*Goal of the exercise*. Go through the data below and copy it exactly, skipping every picture.

*Component data from apps and pages*.
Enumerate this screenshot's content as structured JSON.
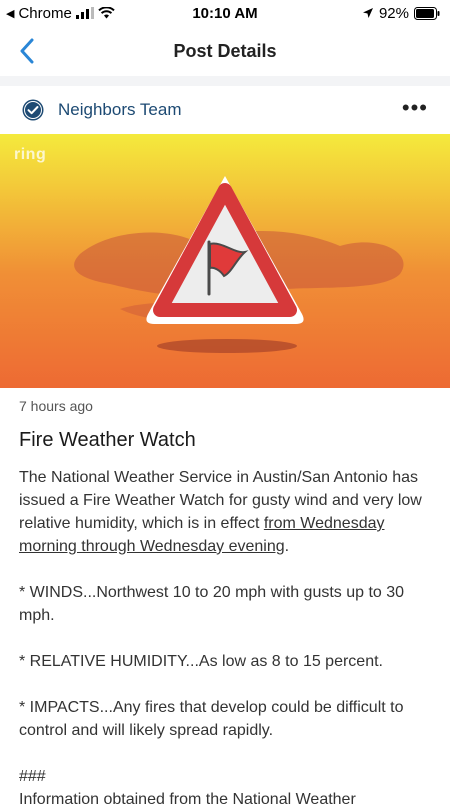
{
  "status_bar": {
    "back_app": "Chrome",
    "time": "10:10 AM",
    "battery": "92%"
  },
  "nav": {
    "title": "Post Details"
  },
  "post": {
    "author": "Neighbors Team",
    "hero_watermark": "ring",
    "timestamp": "7 hours ago",
    "title": "Fire Weather Watch",
    "paragraph1_text": "The National Weather Service in Austin/San Antonio has issued a Fire Weather Watch for gusty wind and very low relative humidity, which is in effect ",
    "paragraph1_link": "from Wednesday morning through Wednesday evening",
    "paragraph1_end": ".",
    "winds": "* WINDS...Northwest 10 to 20 mph with gusts up to 30 mph.",
    "humidity": "* RELATIVE HUMIDITY...As low as 8 to 15 percent.",
    "impacts": "* IMPACTS...Any fires that develop could be difficult to control and will likely spread rapidly.",
    "separator": "###",
    "info": "Information obtained from the National Weather"
  },
  "colors": {
    "accent": "#2a86d6",
    "author": "#1d4a73",
    "hero_top": "#f4ea3c",
    "hero_bottom": "#ed6a33",
    "warning_red": "#d6393a"
  }
}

*Written answer*.
Enumerate this screenshot's content as structured JSON.
{
  "status_bar": {
    "back_app": "Chrome",
    "time": "10:10 AM",
    "battery": "92%"
  },
  "nav": {
    "title": "Post Details"
  },
  "post": {
    "author": "Neighbors Team",
    "hero_watermark": "ring",
    "timestamp": "7 hours ago",
    "title": "Fire Weather Watch",
    "paragraph1_text": "The National Weather Service in Austin/San Antonio has issued a Fire Weather Watch for gusty wind and very low relative humidity, which is in effect ",
    "paragraph1_link": "from Wednesday morning through Wednesday evening",
    "paragraph1_end": ".",
    "winds": "* WINDS...Northwest 10 to 20 mph with gusts up to 30 mph.",
    "humidity": "* RELATIVE HUMIDITY...As low as 8 to 15 percent.",
    "impacts": "* IMPACTS...Any fires that develop could be difficult to control and will likely spread rapidly.",
    "separator": "###",
    "info": "Information obtained from the National Weather"
  },
  "colors": {
    "accent": "#2a86d6",
    "author": "#1d4a73",
    "hero_top": "#f4ea3c",
    "hero_bottom": "#ed6a33",
    "warning_red": "#d6393a"
  }
}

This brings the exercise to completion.